NEW YORK — Tears in her eyes, firefighter widow Maureen Fanning emerged Thursday from the new Sept. 11 museum deep beneath ground zero, unable to bring herself to look at all of it.
‘‘I just think it would be a little too overwhelming today,’’ she said, unsure when she would return. ‘‘It’s a lot to digest, to absorb. Not anytime soon.’’
Victims’ friends and relatives, rescue workers, and survivors of the terrorist attack descended into the subterranean space and revisited the tragedy as the National Sept. 11 Memorial Museum was dedicated by President Obama as a symbol that says of America: ‘‘Nothing can ever break us.’’
The museum’s artifacts range from the monumental, like two of the huge fork-shaped columns from the World Trade Center’s facade, to the intimate: a wedding ring, a victim’s voice mail message.
Some relatives found the exhibits both upsetting and inspiring.
Patricia Smith’s visit came down to one small object: the New York Police Department shield her mother, Moira, was wearing 12½ years ago when she died helping to evacuate the twin towers.
Patricia, 14, said she left feeling a new level of connection to her mother. Still, ‘‘seeing that, reading the story that goes along with it, even if I already know it, is really upsetting,’’ she said.
David Greenberg, who lost a dozen colleagues who met for breakfast at the trade center’s Windows on the World restaurant on Sept. 11, called the museum ‘‘breathtaking, awe-inspiring, and emotional.’’

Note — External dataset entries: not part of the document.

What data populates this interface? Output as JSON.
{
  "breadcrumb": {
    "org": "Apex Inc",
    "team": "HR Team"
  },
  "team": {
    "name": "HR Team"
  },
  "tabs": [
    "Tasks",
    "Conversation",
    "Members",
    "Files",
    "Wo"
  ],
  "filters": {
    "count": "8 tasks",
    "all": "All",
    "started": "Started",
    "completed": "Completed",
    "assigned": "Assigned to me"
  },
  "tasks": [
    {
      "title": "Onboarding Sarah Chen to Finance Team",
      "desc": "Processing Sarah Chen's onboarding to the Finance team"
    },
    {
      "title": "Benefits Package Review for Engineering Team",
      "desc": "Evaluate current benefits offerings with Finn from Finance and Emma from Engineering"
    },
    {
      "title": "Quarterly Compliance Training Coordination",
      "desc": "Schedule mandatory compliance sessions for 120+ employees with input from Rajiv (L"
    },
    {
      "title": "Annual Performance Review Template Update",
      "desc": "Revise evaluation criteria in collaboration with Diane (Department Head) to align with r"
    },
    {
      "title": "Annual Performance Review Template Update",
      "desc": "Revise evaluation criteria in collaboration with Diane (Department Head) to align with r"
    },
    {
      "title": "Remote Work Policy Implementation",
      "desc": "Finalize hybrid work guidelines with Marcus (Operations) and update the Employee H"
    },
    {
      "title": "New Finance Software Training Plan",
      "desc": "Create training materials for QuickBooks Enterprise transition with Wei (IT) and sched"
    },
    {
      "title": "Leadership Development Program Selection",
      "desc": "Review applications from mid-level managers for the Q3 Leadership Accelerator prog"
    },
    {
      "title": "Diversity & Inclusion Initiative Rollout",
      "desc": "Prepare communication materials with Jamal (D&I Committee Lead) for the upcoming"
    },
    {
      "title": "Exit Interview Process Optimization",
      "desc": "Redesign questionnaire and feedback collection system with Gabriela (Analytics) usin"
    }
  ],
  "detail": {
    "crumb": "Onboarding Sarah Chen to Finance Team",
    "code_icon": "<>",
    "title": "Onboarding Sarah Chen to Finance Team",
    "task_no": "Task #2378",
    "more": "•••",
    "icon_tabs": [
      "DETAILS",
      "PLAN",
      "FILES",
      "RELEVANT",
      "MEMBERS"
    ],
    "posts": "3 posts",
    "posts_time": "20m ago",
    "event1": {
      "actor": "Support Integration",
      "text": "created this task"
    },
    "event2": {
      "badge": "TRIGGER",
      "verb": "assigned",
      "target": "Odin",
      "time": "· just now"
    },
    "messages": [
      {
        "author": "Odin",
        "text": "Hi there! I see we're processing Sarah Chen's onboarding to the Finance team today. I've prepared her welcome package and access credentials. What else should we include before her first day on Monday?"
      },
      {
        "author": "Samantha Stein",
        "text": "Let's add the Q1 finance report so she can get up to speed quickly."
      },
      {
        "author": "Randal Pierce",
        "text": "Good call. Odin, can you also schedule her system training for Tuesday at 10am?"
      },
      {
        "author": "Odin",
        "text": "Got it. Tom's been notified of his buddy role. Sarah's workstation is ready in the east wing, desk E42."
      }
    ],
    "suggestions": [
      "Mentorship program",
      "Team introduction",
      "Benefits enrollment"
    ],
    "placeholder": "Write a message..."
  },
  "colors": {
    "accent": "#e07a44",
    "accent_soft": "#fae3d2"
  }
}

‘‘You have your moments when there can be solitude, moments when there can be happiness, and a mixture of emotions through the entire museum,’’ said Greenberg, who worked at an office nearby.
The museum opens to the public Wednesday, but many of those affected most directly by 9/11 could start exploring it Thursday.
Family members also paid their first visits to a repository at the museum that contains unidentified remains from the disaster.
Monica Iken never received her husband’s body. ‘‘But he’s here. I know he’s here,’’ Iken, a museum board member, said after leaving the repository.
Many in the audience wiped away tears during the dedication ceremony, which revisited both the horror and the heroism of Sept. 11, 2001, the day 19 Al Qaeda hijackers crashed four airliners into the trade center, the Pentagon, and a field in Pennsylvania.
Nearly 3,000 people were killed in an attack that plunged the United States into a decade of war in Afghanistan against Al Qaeda’s Taliban protectors.
After viewing some of the exhibits, including a mangled firetruck and a memorial wall with photos of victims, Obama retold the story of Welles Crowther, a 24-year-old World Trade Center worker who became known as ‘‘the man in the red bandanna’’ after he led others to safety from one of the towers. He died in the tower’s collapse.
The president said the museum pays tribute to ‘‘the true spirit of 9/11 — love, compassion, sacrifice.’’
‘‘Like the great wall and bedrock that embrace us today,’’ Obama said, referring to the way an underground flood wall withstood the attack, ‘‘nothing can ever break us. Nothing can change who we are as Americans.’’
One of the red bandannas Crowther made a habit of carrying is in the museum. Crowther’s mother, Alison, said she hoped it would inspire visitors to help other people.
‘‘This is the true legacy of Sept. 11,’’ she said.
Former president George W. Bush was also invited, according to the museum. But Bush spokesman Freddy Ford said he was unable to attend because of a scheduling conflict.